▶ Exercise directions
In how many lines of the listing below does "description" appear? Reply with the number only.

Content starts

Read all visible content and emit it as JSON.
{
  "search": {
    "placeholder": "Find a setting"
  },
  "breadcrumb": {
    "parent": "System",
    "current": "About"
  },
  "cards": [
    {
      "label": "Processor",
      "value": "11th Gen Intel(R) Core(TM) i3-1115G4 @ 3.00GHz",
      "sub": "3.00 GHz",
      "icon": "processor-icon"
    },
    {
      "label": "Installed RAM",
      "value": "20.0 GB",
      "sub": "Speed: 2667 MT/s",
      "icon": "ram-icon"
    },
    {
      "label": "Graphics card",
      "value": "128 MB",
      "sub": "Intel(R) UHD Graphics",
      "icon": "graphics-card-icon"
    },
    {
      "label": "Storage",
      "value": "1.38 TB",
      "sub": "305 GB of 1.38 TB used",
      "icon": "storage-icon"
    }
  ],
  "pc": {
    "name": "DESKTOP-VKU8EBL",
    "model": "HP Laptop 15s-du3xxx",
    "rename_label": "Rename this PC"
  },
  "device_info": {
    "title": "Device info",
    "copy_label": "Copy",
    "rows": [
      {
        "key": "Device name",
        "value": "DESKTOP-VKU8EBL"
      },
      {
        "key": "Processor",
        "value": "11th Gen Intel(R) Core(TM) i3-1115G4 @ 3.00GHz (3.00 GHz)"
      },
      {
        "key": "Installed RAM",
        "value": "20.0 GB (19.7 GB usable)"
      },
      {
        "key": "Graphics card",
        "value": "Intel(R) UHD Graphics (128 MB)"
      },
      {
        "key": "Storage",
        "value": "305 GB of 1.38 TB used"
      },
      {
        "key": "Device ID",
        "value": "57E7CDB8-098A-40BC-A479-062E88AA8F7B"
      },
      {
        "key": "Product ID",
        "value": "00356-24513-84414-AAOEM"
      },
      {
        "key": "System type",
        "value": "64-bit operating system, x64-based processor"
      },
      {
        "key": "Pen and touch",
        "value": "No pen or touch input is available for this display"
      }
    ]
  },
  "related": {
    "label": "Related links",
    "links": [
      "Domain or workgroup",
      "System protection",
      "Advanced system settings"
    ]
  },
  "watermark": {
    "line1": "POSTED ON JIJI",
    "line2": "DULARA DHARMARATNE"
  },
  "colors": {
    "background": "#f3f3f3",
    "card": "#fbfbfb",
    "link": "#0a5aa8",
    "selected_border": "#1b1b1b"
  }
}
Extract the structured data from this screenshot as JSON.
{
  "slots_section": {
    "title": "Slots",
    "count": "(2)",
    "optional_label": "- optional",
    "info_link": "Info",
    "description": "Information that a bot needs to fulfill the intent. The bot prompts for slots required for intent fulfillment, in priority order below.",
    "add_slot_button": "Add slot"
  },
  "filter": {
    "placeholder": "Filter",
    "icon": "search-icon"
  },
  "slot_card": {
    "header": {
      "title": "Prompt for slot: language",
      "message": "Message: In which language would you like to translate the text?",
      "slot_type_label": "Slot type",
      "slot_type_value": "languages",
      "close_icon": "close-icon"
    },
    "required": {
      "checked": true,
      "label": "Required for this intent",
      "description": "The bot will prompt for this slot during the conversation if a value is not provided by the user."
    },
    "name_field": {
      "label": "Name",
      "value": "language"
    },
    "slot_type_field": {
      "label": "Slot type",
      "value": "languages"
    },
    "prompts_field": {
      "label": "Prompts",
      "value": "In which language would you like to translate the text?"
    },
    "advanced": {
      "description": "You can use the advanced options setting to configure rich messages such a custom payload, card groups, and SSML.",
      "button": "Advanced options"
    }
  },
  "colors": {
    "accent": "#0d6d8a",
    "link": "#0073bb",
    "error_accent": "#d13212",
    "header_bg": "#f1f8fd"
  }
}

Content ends

▶ Solved exercise
3